Lenovo ThinkPad X1 Yoga Long-Term Review - OLED is AMAZING!
Intro, Exterior and Internal Features
Lenovo sent over an OLED-equipped ThinkPad X1 Yoga a while back. I was mid-development on our client SSD test suite and had some upcoming travel. Given that the new suite’s result number crunching spreadsheet ends extends out to column FHY (4289 for those counting), I really needed a higher res screen and improved computer horsepower in a mobile package. I commandeered the X1 Yoga OLED for the trip and to say it grew on me quickly is an understatement. While I do tend to reserve my heavier duty computing tasks and crazy spreadsheets for desktop machines and 40” 4K displays, the compute power of the X1 Yoga proved itself quite reasonable for a mobile platform. Sure there is a built in pen that comes in handy when employing the Yoga’s flip over convertibility into tablet mode, but the real beauty of this particular laptop comes with its optional 2560x1440 14” OLED display.
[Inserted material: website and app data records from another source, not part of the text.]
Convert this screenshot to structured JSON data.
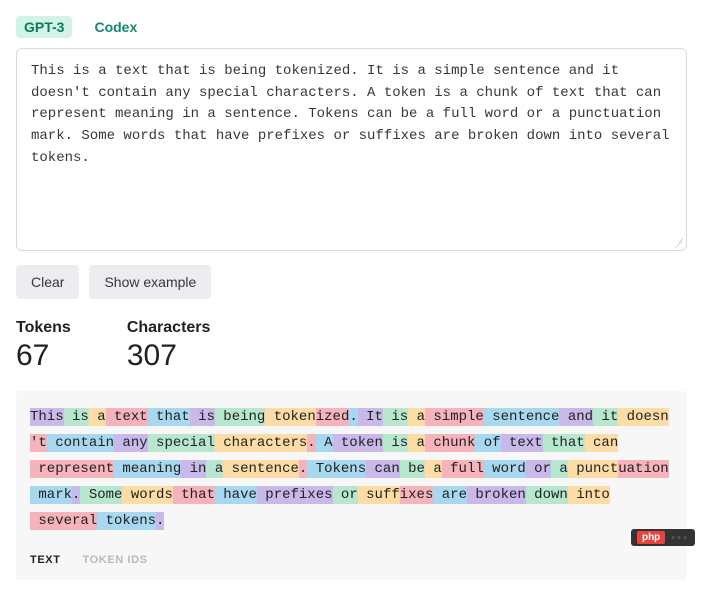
{
  "tabs": {
    "gpt3": "GPT-3",
    "codex": "Codex"
  },
  "textarea": {
    "value": "This is a text that is being tokenized. It is a simple sentence and it doesn't contain any special characters. A token is a chunk of text that can represent meaning in a sentence. Tokens can be a full word or a punctuation mark. Some words that have prefixes or suffixes are broken down into several tokens."
  },
  "buttons": {
    "clear": "Clear",
    "example": "Show example"
  },
  "stats": {
    "tokens_label": "Tokens",
    "tokens_value": "67",
    "chars_label": "Characters",
    "chars_value": "307"
  },
  "tokens": [
    "This",
    " is",
    " a",
    " text",
    " that",
    " is",
    " being",
    " token",
    "ized",
    ".",
    " It",
    " is",
    " a",
    " simple",
    " sentence",
    " and",
    " it",
    " doesn",
    "'t",
    " contain",
    " any",
    " special",
    " characters",
    ".",
    " A",
    " token",
    " is",
    " a",
    " chunk",
    " of",
    " text",
    " that",
    " can",
    " represent",
    " meaning",
    " in",
    " a",
    " sentence",
    ".",
    " Tokens",
    " can",
    " be",
    " a",
    " full",
    " word",
    " or",
    " a",
    " punct",
    "uation",
    " mark",
    ".",
    " Some",
    " words",
    " that",
    " have",
    " prefixes",
    " or",
    " suff",
    "ixes",
    " are",
    " broken",
    " down",
    " into",
    " several",
    " tokens",
    "."
  ],
  "sub_tabs": {
    "text": "TEXT",
    "ids": "TOKEN IDS"
  },
  "watermark": {
    "badge": "php",
    "text": "▪▪▪"
  }
}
OLED is just one of those things you need to see in person to truly appreciate. Photos of these screens just can’t capture the perfect blacks and vivid colors. In productivity use, something about either the pixel pattern or the amazing contrast made me feel like the effective resolution of the panel was higher than its rating. It really is a shame that you are likely reading this article on an LCD, because the OLED panel on this particular model of Lenovo laptop really is the superstar. I’ll dive more into the display later on, but for now let’s cover the basics:
On the left edge, we have the power connector (not shared with a USB port as we have seen on some other Lenovo models), OneLink dock connector, Mini DisplayPort, and a USB 3 port that (if enabled) can also be used to charge devices even while the X1 is fully shut down.
On the right (viewed inverted), we have a Kensington Lock receptacle, an HDMI out, two more USB 3, a headset jack (with mic), volume up/down buttons, power / standby button, and the integrated stylus port. You can also see one of the bottom/side firing stereo speakers here.
The carbon reinforced lid and magnesium chassis are surprisingly scuff resistant and have held up very well considering it has been lugged around in my daily backpack for months now. The included 65W charger is more than adequate yet compact and can charge from empty in a bit over an hour.
Our sample came reasonably equipped with a Core i5-6300U (Skylake), Samsung SM951 512GB NVMe SSD, and 8GB of RAM. LCD models of the line run in the $1400 range, while OLED will cost a $200 premium.